It’s time I got back there. I have a car nowadays. I am not limited to any premises. I might throw a Pheasant Tail nymph…….
“Give me that peaceful, wandering free I used to know
Give me the songs that I once sung
Give me those jet-black, kick-back, lay down nights alone
… I was made to chase the storm
Taking the whole world on with big ole’ empty arms”
Extracts from the words of John Mayer’s “give my my badge and gun”
This morning as my vehicle sputtered reluctantly to life, it coughed out a slug of yesterday’s dust through the air-vents, long before it breathed any warmth into the frigid cab. The dust in question was the only pervading reminder of our travels in Trout country.
I had been a dastardly day. High wind, coming out of either the South or the West or some cold place in between. Wind that , having touched some sparse dirty snow somewhere, then thrashed the surface of the dams into icy whitecaps.
We tried to fish of course. The canoe was duly launched, and wrapped in heavy jackets and beanies, we climbed clumsily aboard and dug the oars deeply into the crystal clarity of a deep green lake. On arrival at our normal spot we dropped anchor. More correctly, we dropped both anchors. Heavy weather calls for such measures. PD asked for instructions on the anchor protocol. “Just throw the thing overboard” I yelled into the wind. And he did.
“You will hear the silence of the folded hillside brushed by the wind in its grasses..”
The other day I grasped an opportunity to go out on the river alone. From time to time I have this urge for the utter solitude and peace of being alone on the water for a full day. In fact I have that urge most weekends, and seldom get to fulfill the dream. So when this particular late September day dawned, I woke with my soul upon the lip of the precipice, ready to soar. I was happy. I left my bed with a sense of freedom and liberation.
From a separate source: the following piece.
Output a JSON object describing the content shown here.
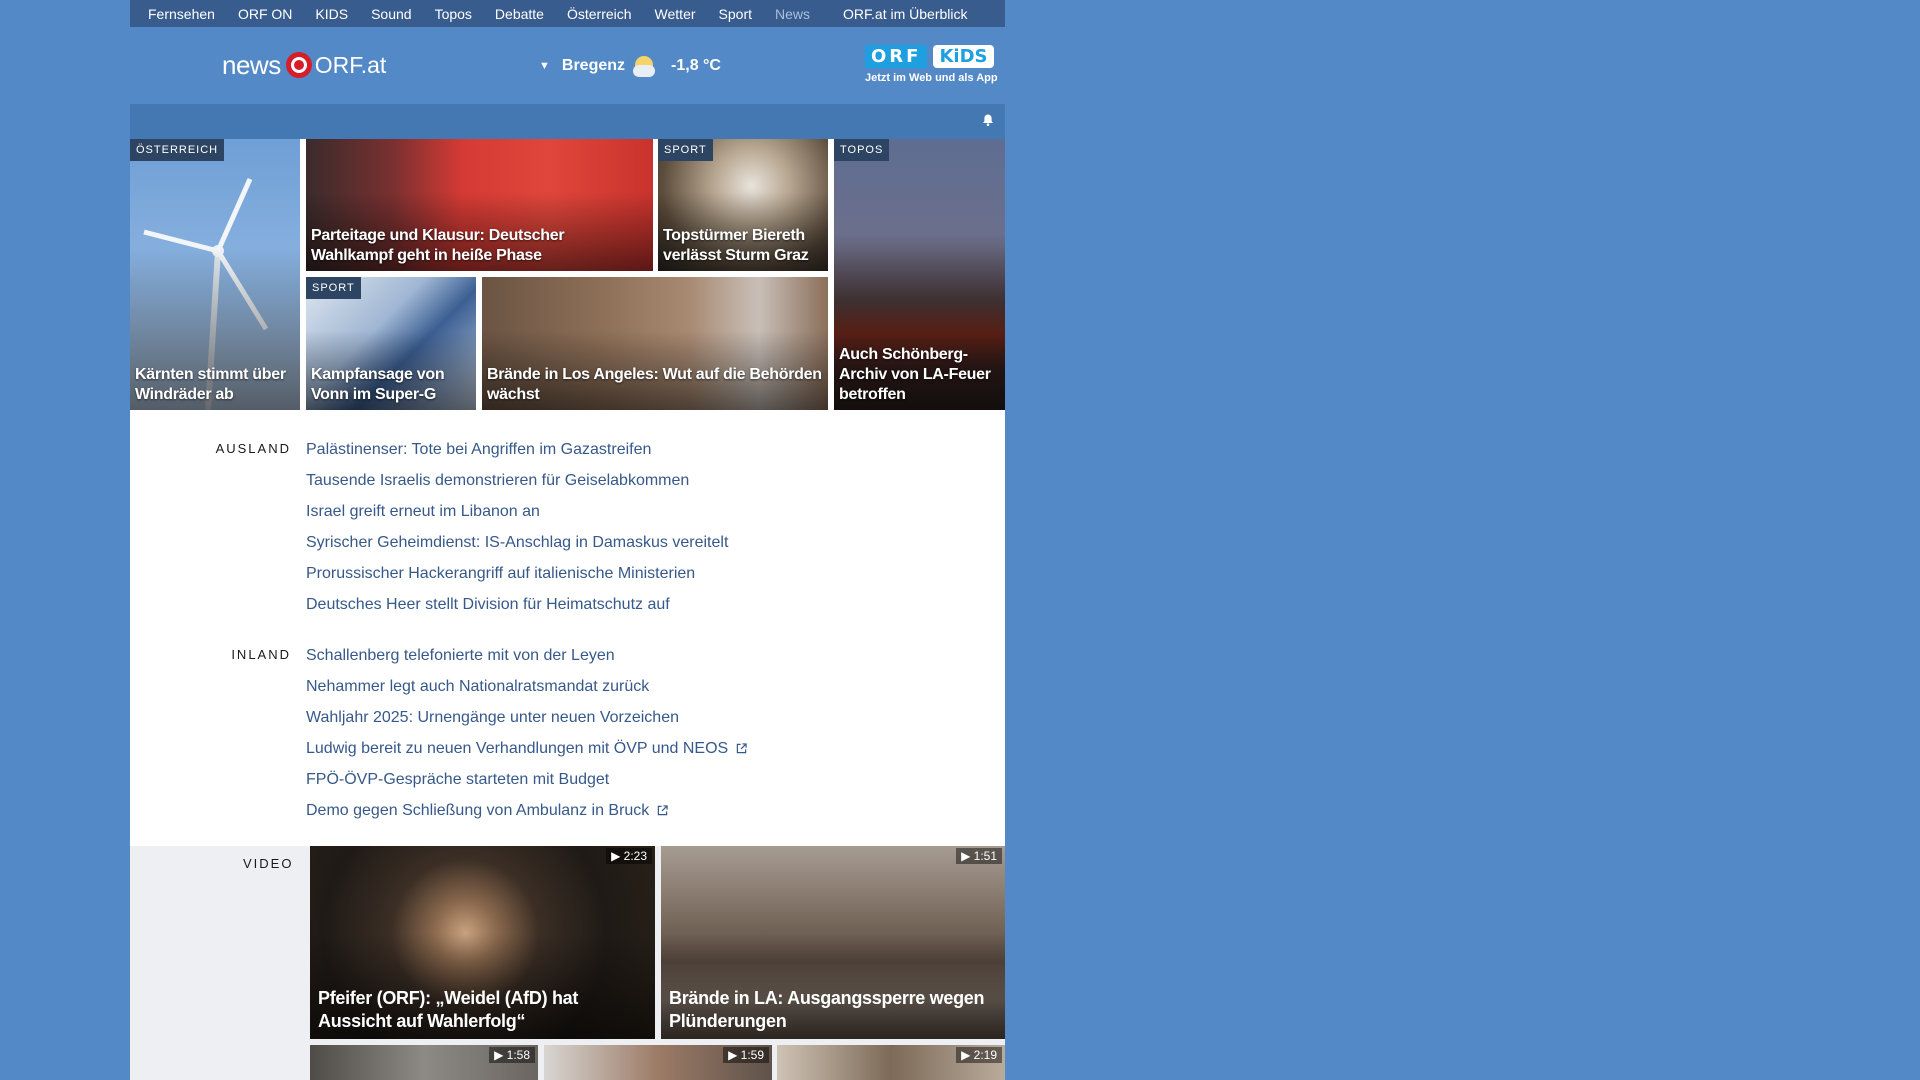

I had awoken early. The kids were baby-sat.
All was well until I reached the bedroom window and drew back the curtain a few inches to inspect the conditions. It had been raining. In fact my memory was suddenly jogged that in the half sleep of the bewitching hour, I had heard a thunderstorm and the drumming of the gutters. It was now cold and miserable. I stepped back and pondered the situation briefly, and then looked again.